Once at the hospital the tests began.  Blood was drawn, or attempts had been made.  Joe is a “Bad Stick”, which means that Joe’s veins are not only hard to find, they have a tendency to move around once one is found.  After four attempts, both arms and both hands, the nurse had to make a call to the “Big Kahuna”.  This young man came to the room with a sonogram machine of sorts.  It is ultrasound in nature but is meant to find the blood veins and arteries.

Watching the screen while the young man moved the wand around Joe’s arm was a trip.  The screen image looked like the surface of the ocean with waves coming in.  As the wand was held in a particular area a black hole would appear.  Moving the wand a bit more there would be another black hole that would open and close.  At a different angle the hole would turn into a winking eye.  Take a look at the video link and you will see what I saw.

Once the IV catheter was in a chest x-ray was taken.  After that was accomplished Joe was taken to a room where he would be for the next four days.  The next round of testing would be an ultrasound of Joe’s legs.  His heart specialist wanted to have this done to see if there were any blood clots in Joe’s legs.  It was suspected that he might have some.

Ultrasound on Joe's legs

After this procedure was done the next was a CT scan of Joe’s chest and lungs.  A contrast (die) was injected into Joe’s arm through the catheter to aid in seeing the blood clots and where they were located in Joe’s lungs.  The radiation tech wheeled Joe out of the room, after administering the contrast, and about 20 minutes later Joe was back.

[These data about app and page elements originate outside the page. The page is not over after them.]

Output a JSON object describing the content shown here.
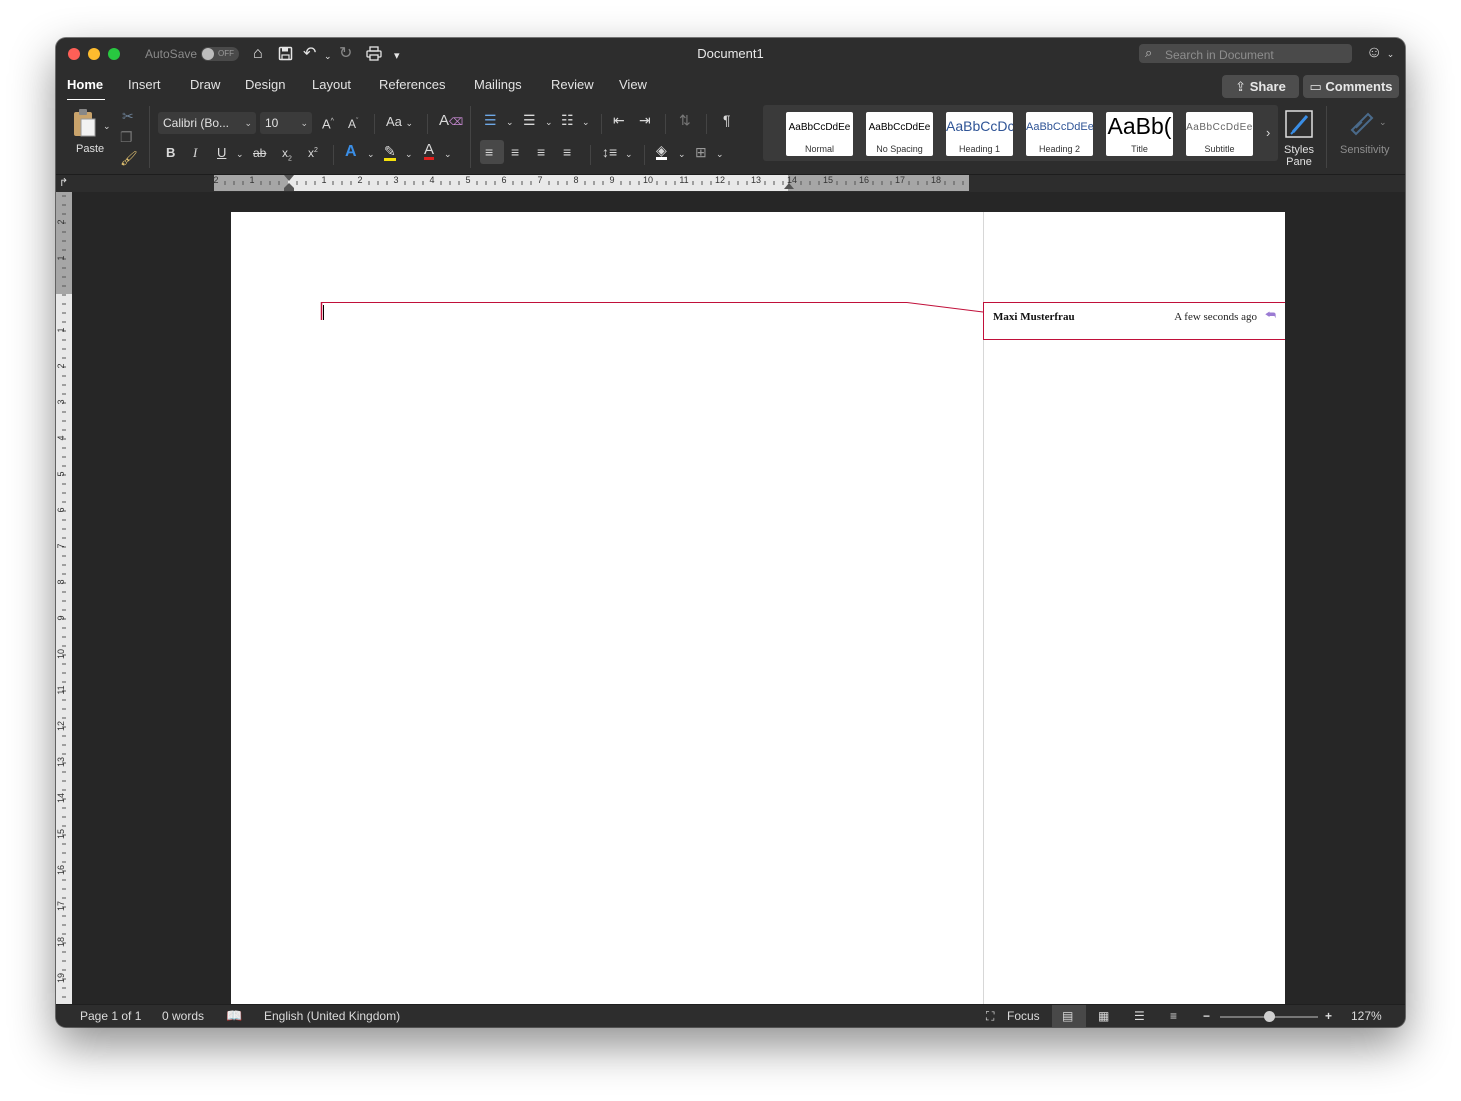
{
  "window": {
    "title": "Document1",
    "autosave_label": "AutoSave",
    "autosave_state": "OFF",
    "search_placeholder": "Search in Document"
  },
  "tabs": [
    {
      "label": "Home",
      "active": true
    },
    {
      "label": "Insert"
    },
    {
      "label": "Draw"
    },
    {
      "label": "Design"
    },
    {
      "label": "Layout"
    },
    {
      "label": "References"
    },
    {
      "label": "Mailings"
    },
    {
      "label": "Review"
    },
    {
      "label": "View"
    }
  ],
  "header_buttons": {
    "share": "Share",
    "comments": "Comments"
  },
  "ribbon": {
    "paste_label": "Paste",
    "font_name": "Calibri (Bo...",
    "font_size": "10",
    "change_case_label": "Aa",
    "styles": [
      {
        "sample": "AaBbCcDdEe",
        "label": "Normal",
        "color": "#000000"
      },
      {
        "sample": "AaBbCcDdEe",
        "label": "No Spacing",
        "color": "#000000"
      },
      {
        "sample": "AaBbCcDc",
        "label": "Heading 1",
        "color": "#2f5496"
      },
      {
        "sample": "AaBbCcDdEe",
        "label": "Heading 2",
        "color": "#2f5496"
      },
      {
        "sample": "AaBb(",
        "label": "Title",
        "color": "#000000"
      },
      {
        "sample": "AaBbCcDdEe",
        "label": "Subtitle",
        "color": "#666666"
      }
    ],
    "styles_pane_label": "Styles Pane",
    "sensitivity_label": "Sensitivity"
  },
  "ruler": {
    "h_labels": [
      "2",
      "1",
      "1",
      "2",
      "3",
      "4",
      "5",
      "6",
      "7",
      "8",
      "9",
      "10",
      "11",
      "12",
      "13",
      "14",
      "15",
      "16",
      "17",
      "18"
    ],
    "v_labels": [
      "2",
      "1",
      "1",
      "1",
      "2",
      "3",
      "4",
      "5",
      "6",
      "7",
      "8",
      "9",
      "10",
      "11",
      "12",
      "13",
      "14",
      "15",
      "16",
      "17",
      "18",
      "19"
    ]
  },
  "comment": {
    "author": "Maxi Musterfrau",
    "time": "A few seconds ago"
  },
  "status": {
    "page": "Page 1 of 1",
    "words": "0 words",
    "language": "English (United Kingdom)",
    "focus": "Focus",
    "zoom": "127%",
    "zoom_fraction": 0.5
  },
  "colors": {
    "comment_accent": "#c0103a",
    "window_bg": "#262626"
  }
}
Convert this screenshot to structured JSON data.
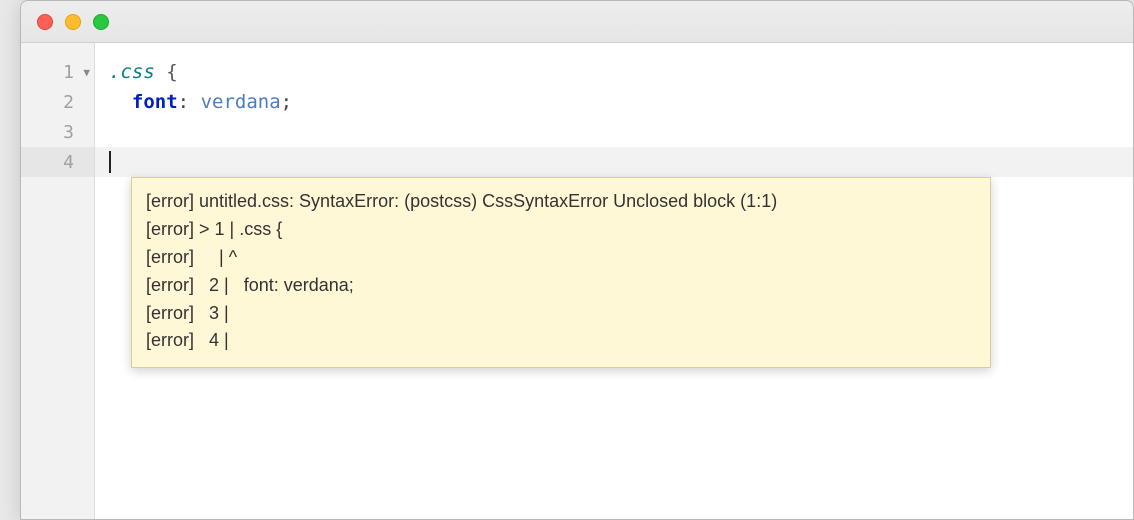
{
  "gutter": {
    "lines": [
      "1",
      "2",
      "3",
      "4"
    ],
    "foldable_line_index": 0,
    "current_line_index": 3
  },
  "code": {
    "lines": [
      {
        "tokens": [
          {
            "t": "selector",
            "v": ".css"
          },
          {
            "t": "space",
            "v": " "
          },
          {
            "t": "brace",
            "v": "{"
          }
        ]
      },
      {
        "tokens": [
          {
            "t": "indent",
            "v": "  "
          },
          {
            "t": "prop",
            "v": "font"
          },
          {
            "t": "punct",
            "v": ":"
          },
          {
            "t": "space",
            "v": " "
          },
          {
            "t": "value",
            "v": "verdana"
          },
          {
            "t": "punct",
            "v": ";"
          }
        ]
      },
      {
        "tokens": []
      },
      {
        "tokens": [],
        "cursor": true
      }
    ]
  },
  "tooltip": {
    "lines": [
      "[error] untitled.css: SyntaxError: (postcss) CssSyntaxError Unclosed block (1:1)",
      "[error] > 1 | .css {",
      "[error]     | ^",
      "[error]   2 |   font: verdana;",
      "[error]   3 |",
      "[error]   4 |"
    ]
  }
}
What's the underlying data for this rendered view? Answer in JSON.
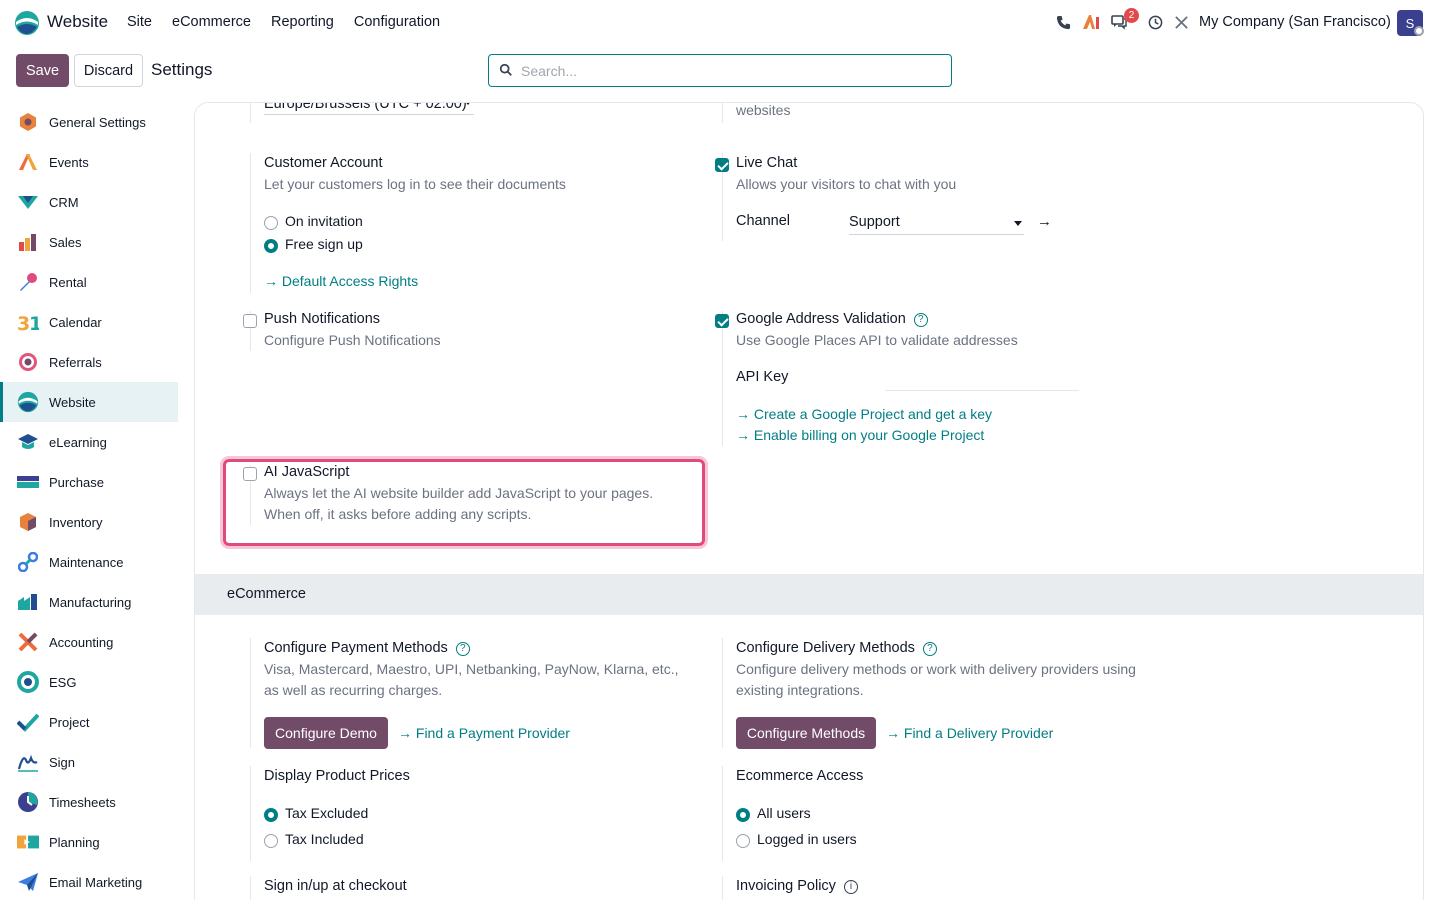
{
  "navbar": {
    "app_name": "Website",
    "menu": [
      "Site",
      "eCommerce",
      "Reporting",
      "Configuration"
    ],
    "company": "My Company (San Francisco)",
    "badge_count": "2",
    "avatar_letter": "S"
  },
  "control_panel": {
    "save_label": "Save",
    "discard_label": "Discard",
    "title": "Settings",
    "search_placeholder": "Search..."
  },
  "sidebar": {
    "items": [
      {
        "label": "General Settings",
        "icon": "general-settings-icon",
        "color": "#e8813b"
      },
      {
        "label": "Events",
        "icon": "events-icon",
        "color": "#f06a3c"
      },
      {
        "label": "CRM",
        "icon": "crm-icon",
        "color": "#1ea7a0"
      },
      {
        "label": "Sales",
        "icon": "sales-icon",
        "color": "#f0a43b"
      },
      {
        "label": "Rental",
        "icon": "rental-icon",
        "color": "#3c7de0"
      },
      {
        "label": "Calendar",
        "icon": "calendar-icon",
        "color": "#f0a43b"
      },
      {
        "label": "Referrals",
        "icon": "referrals-icon",
        "color": "#e0577b"
      },
      {
        "label": "Website",
        "icon": "website-icon",
        "color": "#1ea7a0"
      },
      {
        "label": "eLearning",
        "icon": "elearning-icon",
        "color": "#1ea7a0"
      },
      {
        "label": "Purchase",
        "icon": "purchase-icon",
        "color": "#714b67"
      },
      {
        "label": "Inventory",
        "icon": "inventory-icon",
        "color": "#e8813b"
      },
      {
        "label": "Maintenance",
        "icon": "maintenance-icon",
        "color": "#3c7de0"
      },
      {
        "label": "Manufacturing",
        "icon": "manufacturing-icon",
        "color": "#1ea7a0"
      },
      {
        "label": "Accounting",
        "icon": "accounting-icon",
        "color": "#f06a3c"
      },
      {
        "label": "ESG",
        "icon": "esg-icon",
        "color": "#1ea7a0"
      },
      {
        "label": "Project",
        "icon": "project-icon",
        "color": "#1ea7a0"
      },
      {
        "label": "Sign",
        "icon": "sign-icon",
        "color": "#1f4f8f"
      },
      {
        "label": "Timesheets",
        "icon": "timesheets-icon",
        "color": "#3b3f8f"
      },
      {
        "label": "Planning",
        "icon": "planning-icon",
        "color": "#f0a43b"
      },
      {
        "label": "Email Marketing",
        "icon": "email-marketing-icon",
        "color": "#3c7de0"
      }
    ],
    "active": "Website"
  },
  "settings": {
    "timezone_value": "Europe/Brussels (UTC + 02:00)",
    "websites_text": "websites",
    "customer_account": {
      "title": "Customer Account",
      "desc": "Let your customers log in to see their documents",
      "options": [
        "On invitation",
        "Free sign up"
      ],
      "selected": "Free sign up",
      "link": "Default Access Rights"
    },
    "live_chat": {
      "title": "Live Chat",
      "desc": "Allows your visitors to chat with you",
      "checked": true,
      "channel_label": "Channel",
      "channel_value": "Support"
    },
    "push_notifications": {
      "title": "Push Notifications",
      "desc": "Configure Push Notifications",
      "checked": false
    },
    "google_address": {
      "title": "Google Address Validation",
      "desc": "Use Google Places API to validate addresses",
      "checked": true,
      "api_key_label": "API Key",
      "api_key_value": "",
      "links": [
        "Create a Google Project and get a key",
        "Enable billing on your Google Project"
      ]
    },
    "ai_javascript": {
      "title": "AI JavaScript",
      "desc_line1": "Always let the AI website builder add JavaScript to your pages.",
      "desc_line2": "When off, it asks before adding any scripts.",
      "checked": false
    }
  },
  "ecommerce": {
    "section_title": "eCommerce",
    "payment": {
      "title": "Configure Payment Methods",
      "desc_line1": "Visa, Mastercard, Maestro, UPI, Netbanking, PayNow, Klarna, etc.,",
      "desc_line2": "as well as recurring charges.",
      "button": "Configure Demo",
      "link": "Find a Payment Provider"
    },
    "delivery": {
      "title": "Configure Delivery Methods",
      "desc_line1": "Configure delivery methods or work with delivery providers using",
      "desc_line2": "existing integrations.",
      "button": "Configure Methods",
      "link": "Find a Delivery Provider"
    },
    "prices": {
      "title": "Display Product Prices",
      "options": [
        "Tax Excluded",
        "Tax Included"
      ],
      "selected": "Tax Excluded"
    },
    "access": {
      "title": "Ecommerce Access",
      "options": [
        "All users",
        "Logged in users"
      ],
      "selected": "All users"
    },
    "signup_checkout": {
      "title": "Sign in/up at checkout"
    },
    "invoicing": {
      "title": "Invoicing Policy"
    }
  },
  "colors": {
    "brand": "#714b67",
    "accent": "#017e84",
    "highlight": "#e04a7f"
  }
}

The blood drawn earlier Saturday morning was in the lab.  There were proteins in Joe’s blood that did indicate blood clots.  The ultrasound results were that Joe didn’t have clots in his legs, and the CT scan did clearly show (according to the doctor) blood clots in both of Joe’s lungs.  We learned this on Sunday (August 19th).

If you, or a family member, have any of these symptoms – pain in the chest that won’t go away and difficulty breathing – don’t mess around.  Get your butt to the doctor.  Seriously!  This is nothing to play around with.  Blood clots in the lungs can be dislodged and moved into the heart causing a heart attack that could prove fatal.  If a blood clot in the lungs is dislodged and makes its way to the brain this will ensure a stroke that could be life threatening.

I’m not trying to scare anyone with this post.  I’m trying to educate you in this matter and give you the best information I can for your doctor to diagnosis your symptoms and start proper treatment.  Tomorrow I’ll go into the blood thinners used to treat the blood clots.

One bit of general information I have learned in all of this concerns your prescription drugs and the vitamins you take.  If your prescription drugs are taken once a day, take them in the morning on an empty stomach – unless you have some drugs that require food.  Take  your vitamins at night before you go to bed with a little bit of something to eat.  Your body will break down only about 3/4 of the vitamins and the rest will leave in waste.  If you take your vitamins in the morning you won’t get the potency you need for a healthy body.  You will excrete the vitamin benefits during the day in your urine.  Taking the vitamins at night, before going to bed, will enable them to remain in your system longer and benefit you more.  This is ONLY with vitamins you take.  Take your prescription drugs as indicated by your doctor.

I think this is enough for one sitting.  I’ll give you some more tomorrow.  Aren’t you just so excited by that prospect?!

Chicken Cacciatore recipe from drgourmet.com is linked {here}.

Chicken Cacciatore

Onions, green peppers, and dried herbs make this pretty tasty

The pasta noodles are those nasty things that are more fiber and better for us.  They are tough and chewy even after 12 minutes of cooking time.  That is the only drawback to this recipe.  Joe didn’t even notice the lack of salt used in his food.

Leslie